HDR Tonemapped images seem to divide opinion much more than anything else... colour vs black & white, digital vs film. It tends to be something you either love or hate.
I believe that it's not so much the technique that is liked or loathed, but rather how it is implemented. Just because someone buys a top of the range camera, doesn't automatically mean they can take better photos than a camera from the bargain basement in the right hands. No matter what the equipment, subject or techniques, there are good and bad examples of how they are used or misused.
Not a Magic Fix
HDR will not fix a bad composition, poorly focused, uninteresting subject. No amount of Photoshopping can make a fundamentally flawed photo look great. Carefully executed, HDR can make it look better, but no truly awesome photos start life as something mediocre.
Just like any other technique, such as sharpening or colour correction, HDR can be poorly implemented. But conversely, when executed properly, I believe it can produce truly stunning results, the kind of output that has never been possible, until recently.
Re-defines the Rules
The HDR technique breaks through the barriers of existing camera technology, by allowing the photographer to regain the detail lost in the shadows or highlights. E.g. when inside on a sunny day, look out the window. Now take a single photo. It will be just about impossible to get that photo to look like what you're seeing... unless you combine multiple exposures. HDR makes it incredibly easy to create a photo where the interior and exterior are both correctly exposed.
Moderation is the Answer
But it's cheating... say the purists. Some people prefer the traditional photo look, with dark shadows and blown highlights. These are fine, if that's your intention. But what if you want to create a photo which looks more like the scene as you remember it?
My rule of thumb is to try and re-create the scene how I remember it, which means bringing back detail to the underexposed and overexposed areas, while trying to remain true to the overall exposure and colours. Sometimes I will blend back in parts of certain exposures, where the HDR technique fails. This happens at times on skies. HDR purists may turn their noses up at the very thought of this, but I'm not consciously trying to create an "overcooked HDR look" here.

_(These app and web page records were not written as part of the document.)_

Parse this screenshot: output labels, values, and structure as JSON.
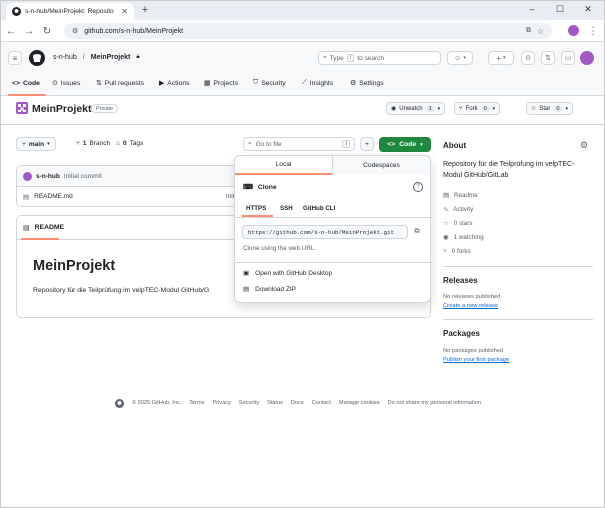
{
  "browser": {
    "tab_title": "s-n-hub/MeinProjekt: Reposito",
    "url": "github.com/s-n-hub/MeinProjekt"
  },
  "github": {
    "owner": "s-n-hub",
    "repo": "MeinProjekt",
    "search_placeholder": "Type",
    "search_suffix": "to search",
    "search_key": "/",
    "tabs": [
      "Code",
      "Issues",
      "Pull requests",
      "Actions",
      "Projects",
      "Security",
      "Insights",
      "Settings"
    ]
  },
  "repo": {
    "title": "MeinProjekt",
    "visibility": "Private",
    "unwatch_label": "Unwatch",
    "unwatch_count": "1",
    "fork_label": "Fork",
    "fork_count": "0",
    "star_label": "Star",
    "star_count": "0"
  },
  "files": {
    "branch": "main",
    "branch_count": "1",
    "branch_label": "Branch",
    "tag_count": "0",
    "tag_label": "Tags",
    "goto_placeholder": "Go to file",
    "goto_key": "t",
    "code_button": "Code",
    "commit_author": "s-n-hub",
    "commit_message": "Initial commit",
    "file_name": "README.md",
    "file_commit": "Initial commit"
  },
  "readme": {
    "tab": "README",
    "heading": "MeinProjekt",
    "text": "Repository für die Teilprüfung im velpTEC-Modul GitHub/G"
  },
  "clone": {
    "tab_local": "Local",
    "tab_codespaces": "Codespaces",
    "title": "Clone",
    "proto_https": "HTTPS",
    "proto_ssh": "SSH",
    "proto_cli": "GitHub CLI",
    "clone_url": "https://github.com/s-n-hub/MeinProjekt.git",
    "hint": "Clone using the web URL.",
    "open_desktop": "Open with GitHub Desktop",
    "download_zip": "Download ZIP"
  },
  "sidebar": {
    "about_title": "About",
    "description": "Repository für die Teilprüfung im velpTEC-Modul GitHub/GitLab",
    "items": [
      "Readme",
      "Activity",
      "0 stars",
      "1 watching",
      "0 forks"
    ],
    "releases_title": "Releases",
    "releases_none": "No releases published",
    "releases_link": "Create a new release",
    "packages_title": "Packages",
    "packages_none": "No packages published",
    "packages_link": "Publish your first package"
  },
  "footer": {
    "copyright": "© 2025 GitHub, Inc.",
    "links": [
      "Terms",
      "Privacy",
      "Security",
      "Status",
      "Docs",
      "Contact",
      "Manage cookies",
      "Do not share my personal information"
    ]
  },
  "colors": {
    "accent_green": "#1f883d",
    "link_blue": "#0969da",
    "tab_underline": "#fd8c73",
    "repo_avatar": "#a259c6"
  }
}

I use Photomatix to generate HDR. So far it has given me the best results of any software I have tried, combined with ease of use. The interface isn't great, and mishandled it can produce some truly horrific results, but with some practice, I have yet to find a better/easier program. Tip of the day - keep the Light Smoothing on "Very High" and the Saturation no higher than 60, Micro-smoothing around 12, and Microcontrast around 5.
It Doesn't Fix Everything
Just as important, is to adjust the curves to create accurate contrast and colour balance. Some technical aspects also need to be taken care of, such as minimising noise while retaining detail, and correcting flaws, such as chromatic abberations. I will also regain the detail in shadows and highlights, always aware of not overdoing it. Just because you can bring back all the detail in a shadow area doesn't necessarily mean it's the right thing to do. At times, I will let the shadows or highlights max out.
Finally, I use a "Lab Colour" trick to add some punch to the colours - while bearing in mind once again, less is more - it's easy and tempting to overdo it. I'm not afraid to de-saturate the colours at times. Last of all, I'll do some sharpening which often really brings the whole shot to life.
OK, so I've gone a bit further than the HDR good vs evil debate. Overall, HDR is not to be feared... once it is understood and used carefully. While I have developed my own workflow for HDR photos, it is evolving, as I experiment and look for new techniques to improve my work.